==== INPUT DATA

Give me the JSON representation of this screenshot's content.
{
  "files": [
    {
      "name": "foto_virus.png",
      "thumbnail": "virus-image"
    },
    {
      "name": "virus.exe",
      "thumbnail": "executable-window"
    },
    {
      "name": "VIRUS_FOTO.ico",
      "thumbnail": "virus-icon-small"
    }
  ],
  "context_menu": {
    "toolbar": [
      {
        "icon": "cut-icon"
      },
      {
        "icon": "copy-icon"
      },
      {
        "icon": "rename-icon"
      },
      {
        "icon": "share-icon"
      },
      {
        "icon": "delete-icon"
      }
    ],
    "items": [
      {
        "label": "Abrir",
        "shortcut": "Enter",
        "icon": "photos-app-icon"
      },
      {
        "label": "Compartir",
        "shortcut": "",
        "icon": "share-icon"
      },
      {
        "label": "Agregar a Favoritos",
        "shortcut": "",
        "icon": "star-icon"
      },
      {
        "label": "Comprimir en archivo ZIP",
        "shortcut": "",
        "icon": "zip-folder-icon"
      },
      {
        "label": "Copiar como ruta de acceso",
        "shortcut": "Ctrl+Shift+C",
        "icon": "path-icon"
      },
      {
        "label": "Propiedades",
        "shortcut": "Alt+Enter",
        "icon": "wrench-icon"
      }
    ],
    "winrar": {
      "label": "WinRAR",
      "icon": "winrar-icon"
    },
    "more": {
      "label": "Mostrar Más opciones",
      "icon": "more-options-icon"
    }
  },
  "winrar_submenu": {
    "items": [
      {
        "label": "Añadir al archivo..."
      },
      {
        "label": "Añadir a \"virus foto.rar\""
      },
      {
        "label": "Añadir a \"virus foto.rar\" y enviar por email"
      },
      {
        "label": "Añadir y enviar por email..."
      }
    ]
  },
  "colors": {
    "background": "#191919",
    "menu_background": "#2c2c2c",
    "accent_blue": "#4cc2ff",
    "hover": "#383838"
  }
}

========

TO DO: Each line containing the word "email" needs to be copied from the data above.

REPLY:
        "label": "Añadir a \"virus foto.rar\" y enviar por email"
        "label": "Añadir y enviar por email..."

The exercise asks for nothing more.